Photoshop blending modes enable you to blend layers together to create effects. Specified in the options bar, the blending mode controls how pixels in the image are affected by a painting or editing tool.
If you're aware of the varying blending modes, you'll be able create better images. Here we share with you the 10 we use most often, and explain what they do.
The images we'll feature show how different Blending Modes affect two layers used to create the image above: one layer is a portrait, the other a texture, as shown below:
Note that where we refer to 'base colour' we're talking about the original colour in the image, while the 'blend colour' is the colour applied with the painting or editing tool.
The 'Darken' blending mode only blends tones and colours where the original layer is darker. The tool looks at the colour information in each channel and selects the base or blend colour (whichever is darker) as the resulting colour.
02. Soft Light
Depending on the colour of the original layer, the Soft Light blending mode will lighten or darken colours on the top layer. The effect is similar to shining a diffused spotlight on the image. If the blend colour (light source) is lighter than 50% grey, the image is lightened as if it were dodged. If it's darker than 50% grey, the image is darkened as if it were burned in.
The Lighten blending mode will only blend tones and colours where the original layer is lighter. The tool looks at the colour information in each channel and selects the base or blend colour - whichever is lighter - as the result colour. Pixels darker than the blend colour are replaced, while pixels lighter than the blend colour are not changed.
The Multiply blending mode behaves like an in-camera multiple exposure. The tool looks at the colour information in each channel and multiplies the base colour by the blend colour. Multiplying any colour with black produces black. Multiplying any colour with white leaves the colour unchanged. When you’re painting with a colour other than black or white, successive strokes with a painting tool produce progressively darker colors.
The Screen blending mode mixes the layers in a way that’s more or less the opposite of Multiply. The tool looks at each channel’s colour information and multiplies the inverse of the blend and base colours. The resulting colour is always a lighter one. The effect is similar to projecting multiple photographic slides on top of each other.
When you use the Overlay blending mode, the top layer maintains the light and dark areas of the original layer underneath. The base colour is not replaced, but mixed with the blend colour to reflect the lightness or darkness of the original colour.
The Difference blending mode should be used to establish exact registration of two similar images. The tool looks at the colour information in each channel and subtracts either the blend colour from the base colour or the base colour from the blend colour, depending on which has the greater brightness value.
The Luminosity blending mode creates colour with the hue and saturation of the base colour and the luminance of the blend colour.
When you use the Hue blending mode, the hue is taken from the top layer, while the brightness and saturation of the original layer remain intact.
10. Hard Light
The Hard Light mode combines the Multiply and Screen modes.
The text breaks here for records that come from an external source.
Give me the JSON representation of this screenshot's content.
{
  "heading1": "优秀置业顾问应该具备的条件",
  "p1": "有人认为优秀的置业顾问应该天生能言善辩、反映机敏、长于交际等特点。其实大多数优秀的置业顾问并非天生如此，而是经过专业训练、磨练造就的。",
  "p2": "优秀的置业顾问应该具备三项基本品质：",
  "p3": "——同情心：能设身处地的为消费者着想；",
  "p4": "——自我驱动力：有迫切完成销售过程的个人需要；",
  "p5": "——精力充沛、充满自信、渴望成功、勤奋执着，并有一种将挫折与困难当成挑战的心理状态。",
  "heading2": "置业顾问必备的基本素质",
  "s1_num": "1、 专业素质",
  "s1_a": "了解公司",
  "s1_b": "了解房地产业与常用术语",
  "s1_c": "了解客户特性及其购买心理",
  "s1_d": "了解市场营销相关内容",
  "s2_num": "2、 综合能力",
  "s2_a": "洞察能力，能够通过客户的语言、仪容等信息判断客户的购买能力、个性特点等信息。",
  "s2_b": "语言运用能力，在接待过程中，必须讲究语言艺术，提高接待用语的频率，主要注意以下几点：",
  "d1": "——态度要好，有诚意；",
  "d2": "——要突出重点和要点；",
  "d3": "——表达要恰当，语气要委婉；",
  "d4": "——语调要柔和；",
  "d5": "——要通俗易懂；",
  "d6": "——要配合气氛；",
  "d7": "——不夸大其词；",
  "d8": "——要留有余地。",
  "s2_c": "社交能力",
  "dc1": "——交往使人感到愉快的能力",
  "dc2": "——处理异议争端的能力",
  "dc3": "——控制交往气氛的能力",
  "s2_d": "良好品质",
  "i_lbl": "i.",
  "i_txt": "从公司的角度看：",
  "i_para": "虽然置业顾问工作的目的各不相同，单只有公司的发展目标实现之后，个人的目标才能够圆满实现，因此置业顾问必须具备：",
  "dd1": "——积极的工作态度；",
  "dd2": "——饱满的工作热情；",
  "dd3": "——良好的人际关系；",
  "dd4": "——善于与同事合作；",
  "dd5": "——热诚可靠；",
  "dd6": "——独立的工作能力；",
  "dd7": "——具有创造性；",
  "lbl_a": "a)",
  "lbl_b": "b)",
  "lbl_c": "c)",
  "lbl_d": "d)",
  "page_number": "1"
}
As the name suggests, the effect is similar to shining a harsh spotlight on the image. If the blend colour is lighter than 50% grey, the image is lightened, as if it were screened. This is useful for adding highlights to an image. If the blend colour is darker than 50% grey, the image is darkened, as if it were multiplied. This is useful for adding shadows to an image.
This feature first appeared in Portrait Photography Made Easy - a bookazine from the makers of PhotoPlus (opens in new tab).
Which Photoshop blending modes do you find most useful? Let us know in the comments!